WORK TO BE COMPLETED: Determine the count of lines in the data below that include the word "What", and give nothing besides it.

════

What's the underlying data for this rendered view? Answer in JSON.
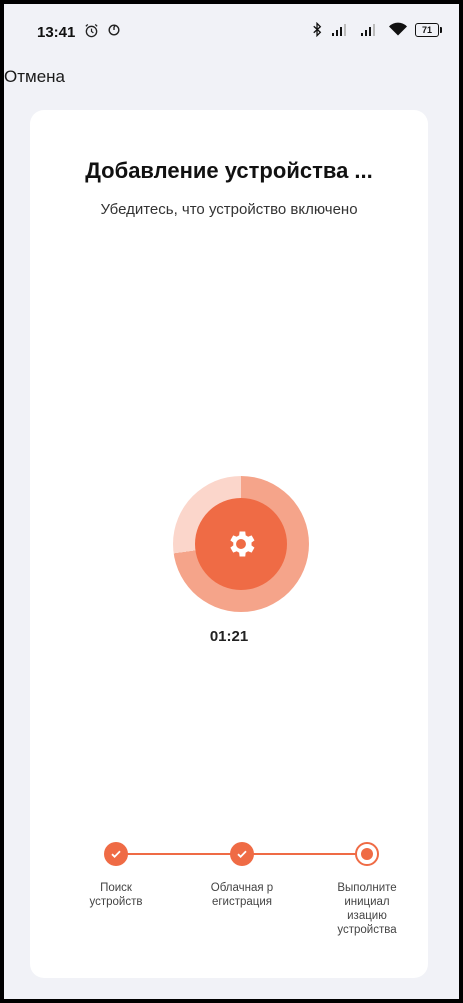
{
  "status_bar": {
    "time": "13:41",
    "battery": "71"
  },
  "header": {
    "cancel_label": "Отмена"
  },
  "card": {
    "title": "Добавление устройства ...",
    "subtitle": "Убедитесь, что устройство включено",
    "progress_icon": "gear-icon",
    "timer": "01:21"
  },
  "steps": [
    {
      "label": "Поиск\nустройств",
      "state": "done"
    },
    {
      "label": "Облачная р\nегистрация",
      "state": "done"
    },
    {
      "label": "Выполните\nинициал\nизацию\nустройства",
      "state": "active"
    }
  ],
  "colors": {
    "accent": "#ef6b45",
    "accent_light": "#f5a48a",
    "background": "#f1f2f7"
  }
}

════

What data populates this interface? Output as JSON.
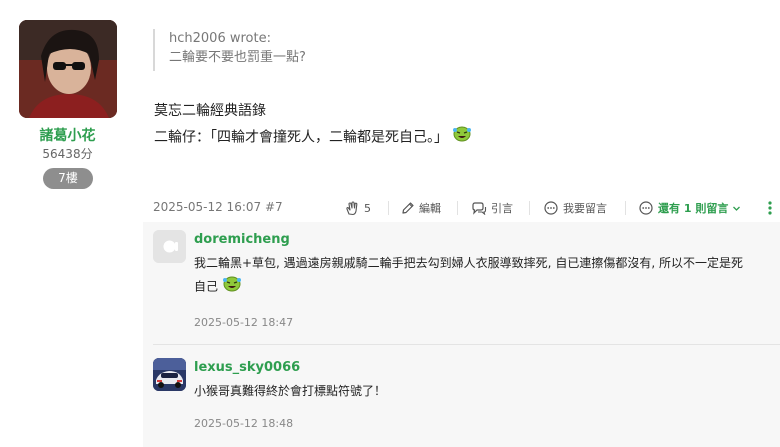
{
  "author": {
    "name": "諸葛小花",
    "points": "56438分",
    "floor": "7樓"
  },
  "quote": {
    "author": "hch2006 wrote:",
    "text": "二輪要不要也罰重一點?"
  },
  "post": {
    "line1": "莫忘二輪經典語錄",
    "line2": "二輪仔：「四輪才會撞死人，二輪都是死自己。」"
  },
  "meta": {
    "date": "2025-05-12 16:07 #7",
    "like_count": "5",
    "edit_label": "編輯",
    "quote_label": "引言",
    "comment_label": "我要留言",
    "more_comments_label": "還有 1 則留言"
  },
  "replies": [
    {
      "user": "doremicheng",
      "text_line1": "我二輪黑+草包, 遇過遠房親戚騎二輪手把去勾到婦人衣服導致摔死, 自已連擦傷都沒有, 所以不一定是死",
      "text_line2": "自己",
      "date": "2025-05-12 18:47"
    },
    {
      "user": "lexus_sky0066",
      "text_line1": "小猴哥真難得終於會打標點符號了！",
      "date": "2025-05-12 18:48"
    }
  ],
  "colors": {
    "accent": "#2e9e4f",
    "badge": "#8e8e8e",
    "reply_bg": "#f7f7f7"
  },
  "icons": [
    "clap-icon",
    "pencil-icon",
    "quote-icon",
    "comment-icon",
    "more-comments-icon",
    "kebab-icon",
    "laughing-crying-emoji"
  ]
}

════

RESULT FOR THIS TASK: 2